What needs to be done
The entries are to be repeated exactly, with all pictures omitted.

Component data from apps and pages
=-=-=
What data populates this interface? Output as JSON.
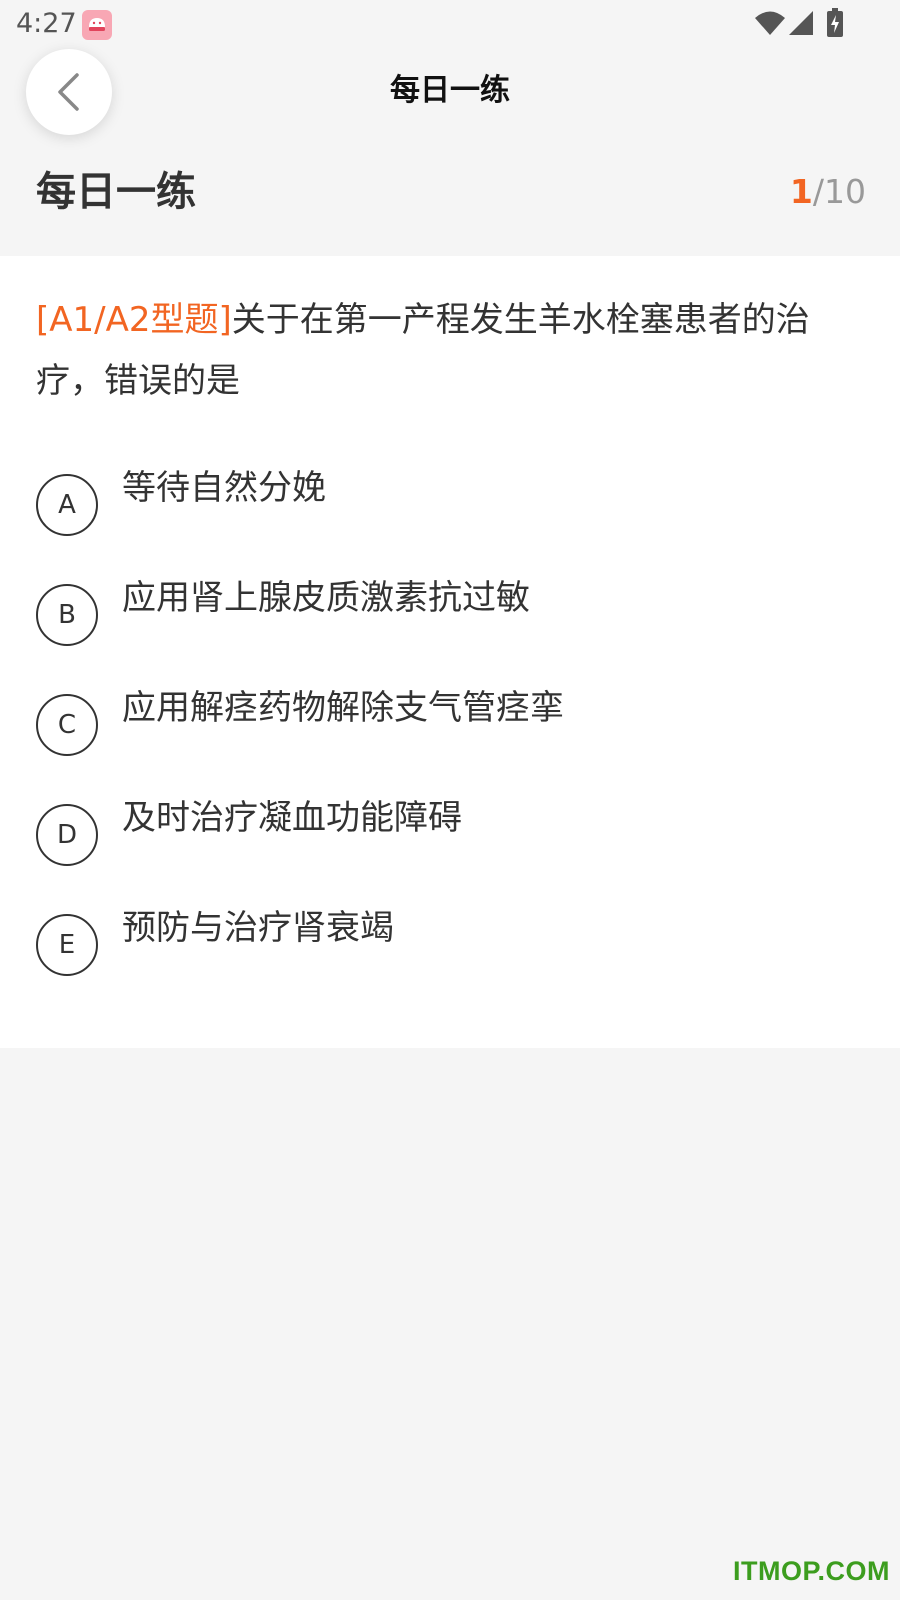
{
  "status_bar": {
    "time": "4:27"
  },
  "header": {
    "title": "每日一练"
  },
  "sub_header": {
    "title": "每日一练",
    "progress_current": "1",
    "progress_total": "/10"
  },
  "question": {
    "type_tag": "[A1/A2型题]",
    "stem": "关于在第一产程发生羊水栓塞患者的治疗，错误的是",
    "options": [
      {
        "letter": "A",
        "text": "等待自然分娩"
      },
      {
        "letter": "B",
        "text": "应用肾上腺皮质激素抗过敏"
      },
      {
        "letter": "C",
        "text": "应用解痉药物解除支气管痉挛"
      },
      {
        "letter": "D",
        "text": "及时治疗凝血功能障碍"
      },
      {
        "letter": "E",
        "text": "预防与治疗肾衰竭"
      }
    ]
  },
  "watermark": "ITMOP.COM",
  "colors": {
    "accent": "#f26522",
    "background": "#f5f5f5",
    "card": "#ffffff",
    "watermark": "#3c9d1e"
  },
  "icons": {
    "back": "chevron-left-icon",
    "wifi": "wifi-icon",
    "signal": "signal-icon",
    "battery": "battery-charging-icon",
    "app_notification": "app-notification-icon"
  }
}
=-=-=
Answer space
What data populates this interface? Output as JSON.
{
  "status_bar": {
    "time": "4:27"
  },
  "header": {
    "title": "每日一练"
  },
  "sub_header": {
    "title": "每日一练",
    "progress_current": "1",
    "progress_total": "/10"
  },
  "question": {
    "type_tag": "[A1/A2型题]",
    "stem": "关于在第一产程发生羊水栓塞患者的治疗，错误的是",
    "options": [
      {
        "letter": "A",
        "text": "等待自然分娩"
      },
      {
        "letter": "B",
        "text": "应用肾上腺皮质激素抗过敏"
      },
      {
        "letter": "C",
        "text": "应用解痉药物解除支气管痉挛"
      },
      {
        "letter": "D",
        "text": "及时治疗凝血功能障碍"
      },
      {
        "letter": "E",
        "text": "预防与治疗肾衰竭"
      }
    ]
  },
  "watermark": "ITMOP.COM",
  "colors": {
    "accent": "#f26522",
    "background": "#f5f5f5",
    "card": "#ffffff",
    "watermark": "#3c9d1e"
  },
  "icons": {
    "back": "chevron-left-icon",
    "wifi": "wifi-icon",
    "signal": "signal-icon",
    "battery": "battery-charging-icon",
    "app_notification": "app-notification-icon"
  }
}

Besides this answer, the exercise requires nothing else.